If Frozen Planet taught us anything (and it almost certainly did), perhaps one of the most obvious lessons was that there are few things more soothing than the combination of penguins and David Attenborough’s epic narration.
Planet taught us anything (and it almost certainly did), perhaps one of
the most obvious lessons was that there are few things more soothing than the
combination of penguins and David Attenborough’s epic narration. The Penguin King 3D is further evidence of
this. The film combines some spectacular footage with a fascinating story, and
completes the package with Attenborough’s rich narrative voice.
The action follows a year in
the life of one King Penguin on the sub-arctic island of South Georgia. We
watch as the penguin finds a mate, becomes a father and then rears a chick in
the face of the many dangers that plague the “penguin city” it calls its home.
Anyone who has seen Frozen Planet will be familiar with the narrative style The
Penguin King employs, using a storyline and bringing in characters – the
penguin, his cousins, his mate and his chick – to humanise the events shown.
This style, which places the film somewhere between a nature documentary and
the likes of Ice Age or Happy Feet, is hugely affective. It
allows us to grow emotionally involved with the penguins and the story, as well
as opening the door to some great moments of humour. A scene involving a pack
of beached elephant seals, for instance – creatively described as “60 tonnes of
blubber and flatulence” – provides an amusing obstacle for the main penguin and
The style also allows
moments of tension to be introduced in to the film. The threat of predators
like the killer whale is combined with some creative editing and ominous music,
which ramps up the suspense and brings in a dramatic element. Again, this is
mostly done to good effect, although some scenes do come close to appearing
melodramatic or contrived – the baby chick being rescued from a
blood-splattered killer Petrel by the perfectly-timed arrival of its father,
for instance, seems a little too good to be true.
But these moments can be
forgiven. For the most part the narrative element adds to the documentary

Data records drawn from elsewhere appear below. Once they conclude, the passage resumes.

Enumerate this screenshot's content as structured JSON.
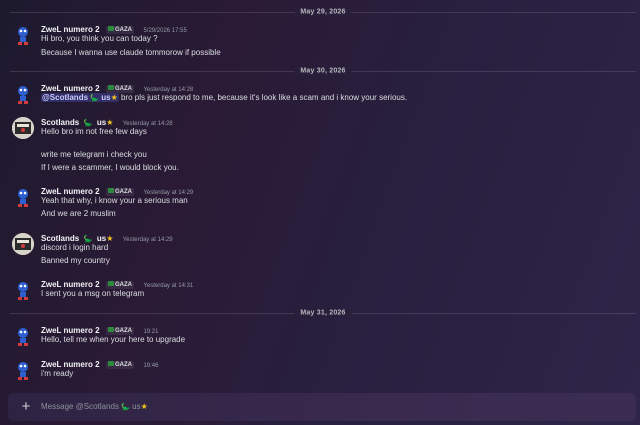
{
  "dividers": [
    "May 29, 2026",
    "May 30, 2026",
    "May 31, 2026"
  ],
  "authors": {
    "zwel": "ZweL numero 2",
    "scotlands": "Scotlands",
    "scotlands_suffix": "us"
  },
  "tag": "GAZA",
  "messages": [
    {
      "author": "ZweL numero 2",
      "time": "5/29/2026 17:55",
      "lines": [
        "Hi bro, you think you can today ?",
        "Because I wanna use claude tommorow if possible"
      ]
    },
    {
      "author": "ZweL numero 2",
      "time": "Yesterday at 14:28",
      "mention": "@Scotlands",
      "mention_suffix": "us",
      "lines": [
        "bro pls just respond to me, because it's look like a scam and i know your serious."
      ]
    },
    {
      "author": "Scotlands",
      "time": "Yesterday at 14:28",
      "lines": [
        "Hello bro im not free few days",
        "write me telegram i check you",
        "If I were a scammer, I would block you."
      ]
    },
    {
      "author": "ZweL numero 2",
      "time": "Yesterday at 14:29",
      "lines": [
        "Yeah that why, i know your a serious man",
        "And we are 2 muslim"
      ]
    },
    {
      "author": "Scotlands",
      "time": "Yesterday at 14:29",
      "lines": [
        "discord i login hard",
        "Banned my country"
      ]
    },
    {
      "author": "ZweL numero 2",
      "time": "Yesterday at 14:31",
      "lines": [
        "I sent you a msg on telegram"
      ]
    },
    {
      "author": "ZweL numero 2",
      "time": "19:21",
      "lines": [
        "Hello, tell me when your here to upgrade"
      ]
    },
    {
      "author": "ZweL numero 2",
      "time": "19:46",
      "lines": [
        "i'm ready"
      ]
    }
  ],
  "composer": {
    "placeholder": "Message @Scotlands",
    "placeholder_suffix": "us"
  },
  "icons": {
    "plus": "+",
    "star": "★",
    "dino": "🦕"
  },
  "colors": {
    "mention_bg": "#3a3f8a",
    "tag_flag": "#2b8a3e",
    "star": "#f5c518"
  }
}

footage rather than detracting from it, and the film is so beautifully shot
that any melodrama quickly becomes forgotten. The combination of on-land and
under-water footage (and the under-water shots are particularly impressive)
adds to the epic, all-encompassing feel of documentary, giving us the sense
that we really are seeing all aspects of the King Penguin’s existence.
The Penguin King fully
immerses us into a colourful and entertaining world, while providing further
proof that Attenborough rarely fails to deliver.